Now, after restoration, the castle houses a museum.
Nowadays, Colchester is a busy expanding town. The Army has a significant presence here, and redevelopment of the old Victorian Barracks is taking place, releasing land for housing as well as providing up-to-date quarters for the many troops and their families that are based here. Good rail links (well, most of the time, anyway) mean that there are a lot of commuters, mainly to London, but also to Chelmsford and Ipswich. Some of the old-established industries have finally gone, but there are new industrial estates to the east and south-east of the town providing plenty of work.
We had a great day out at Colchester Zoo recently. The zoo covers a large area now, much much larger than when I went as a kid, and has over 200 species of animals, many of them endangered species. In fact 41 species are part of European Endangered species breeding programmes, including the Amur leopards and Amur tigers. I have posted a couple of travelogues with some of my favourite photos from our visit - I have many, many more !
Tips now added !
Some of the local villages and towns have quite a history of their own. I'll be adding to this list pages over time, but the pictures might have to wait til the spring, when the sun returns to this damp drizzly country.
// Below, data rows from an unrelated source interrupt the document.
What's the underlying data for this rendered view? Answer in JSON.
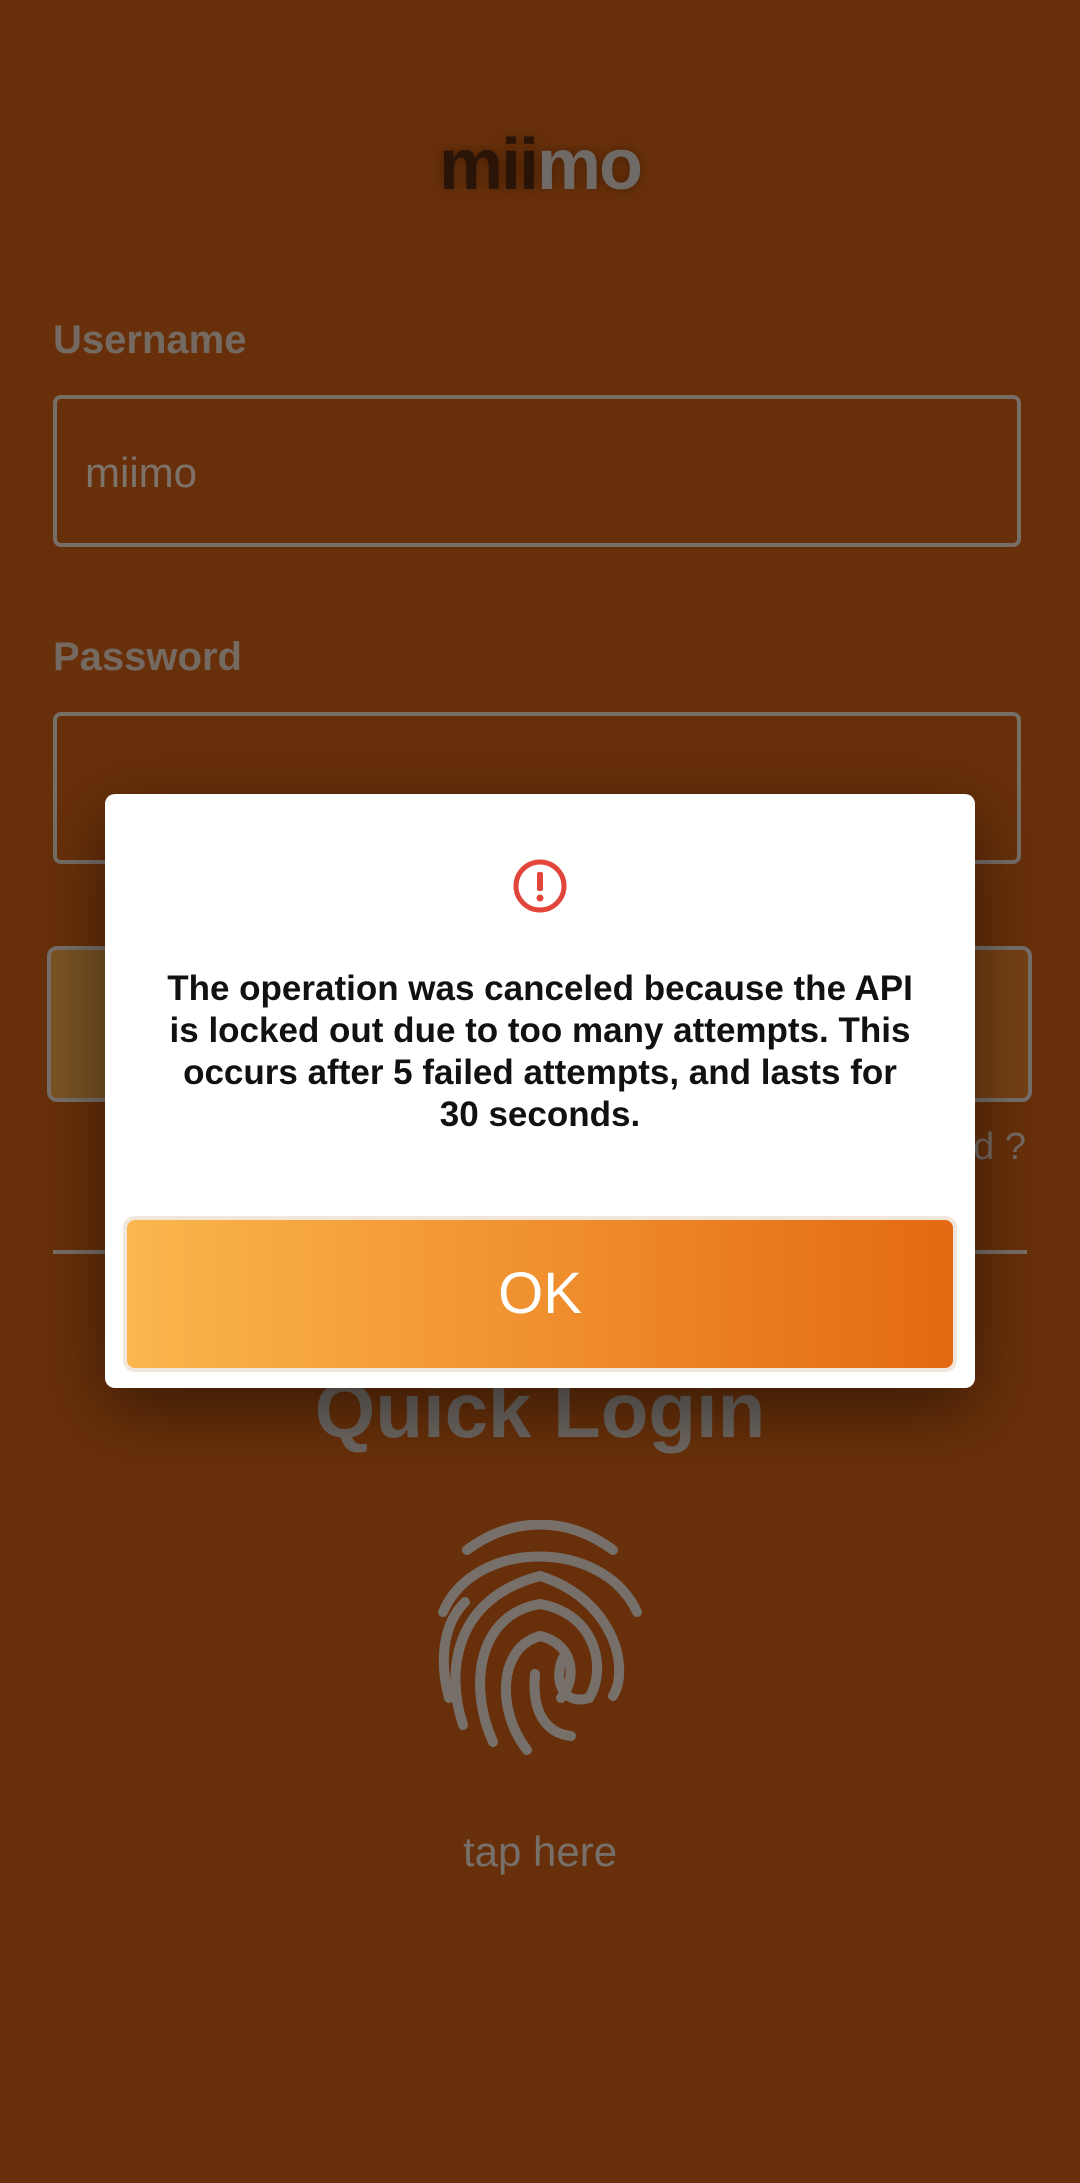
{
  "app": {
    "logo_dark": "mii",
    "logo_light": "mo"
  },
  "form": {
    "username_label": "Username",
    "username_value": "miimo",
    "password_label": "Password",
    "password_value": "",
    "forgot_label_visible": "rd ?"
  },
  "quick_login": {
    "title": "Quick Login",
    "tap_label": "tap here",
    "icon": "fingerprint-icon"
  },
  "dialog": {
    "icon": "alert-circle-icon",
    "message": "The operation was canceled because the API is locked out due to too many attempts. This occurs after 5 failed attempts, and lasts for 30 seconds.",
    "ok_label": "OK"
  },
  "colors": {
    "background": "#68300a",
    "dialog_background": "#ffffff",
    "alert_red": "#e2453a",
    "button_gradient_start": "#fbb64e",
    "button_gradient_end": "#e36912"
  }
}
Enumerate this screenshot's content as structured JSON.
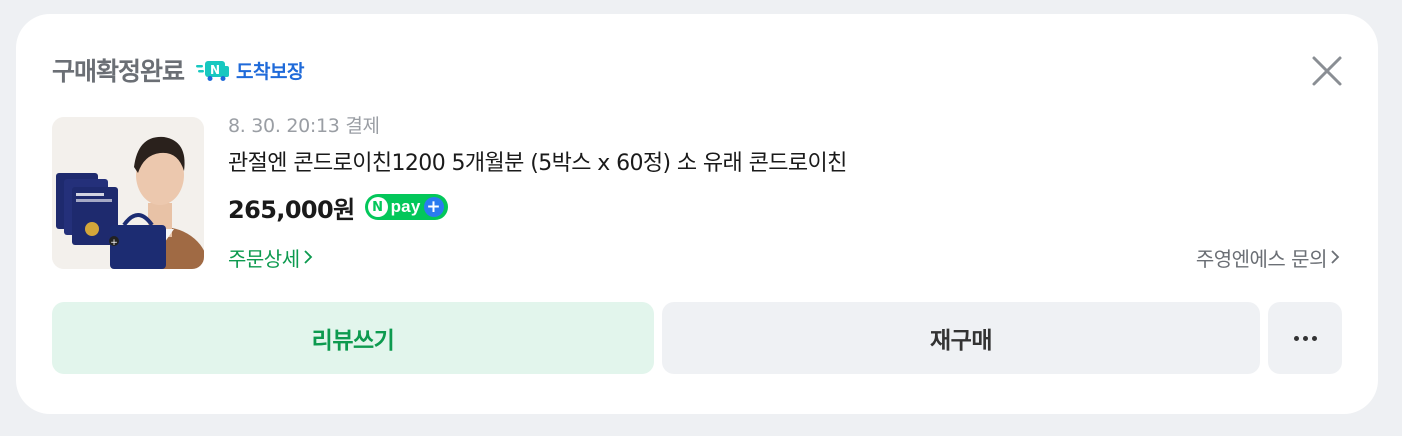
{
  "order": {
    "status": "구매확정완료",
    "badge_label": "도착보장",
    "date": "8. 30. 20:13 결제",
    "product_title": "관절엔 콘드로이친1200 5개월분 (5박스 x 60정) 소 유래 콘드로이친",
    "price": "265,000원",
    "npay": {
      "n": "N",
      "text": "pay",
      "plus": "+"
    },
    "order_detail_label": "주문상세",
    "seller_inquiry_label": "주영엔에스 문의"
  },
  "actions": {
    "review_label": "리뷰쓰기",
    "rebuy_label": "재구매"
  },
  "colors": {
    "green": "#0d9a4f",
    "npay_green": "#03c75a",
    "badge_blue": "#1f6ad9",
    "review_bg": "#e2f5ec"
  }
}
They do say that this part of Essex has practically the lowest rainfall in the country - you wouldn't know it at the moment ! (written early 2005 - in 2006 I took quite a few photos - now in 2007 I am finally writing the pages ! )
Have a look at my pages on
(more to come)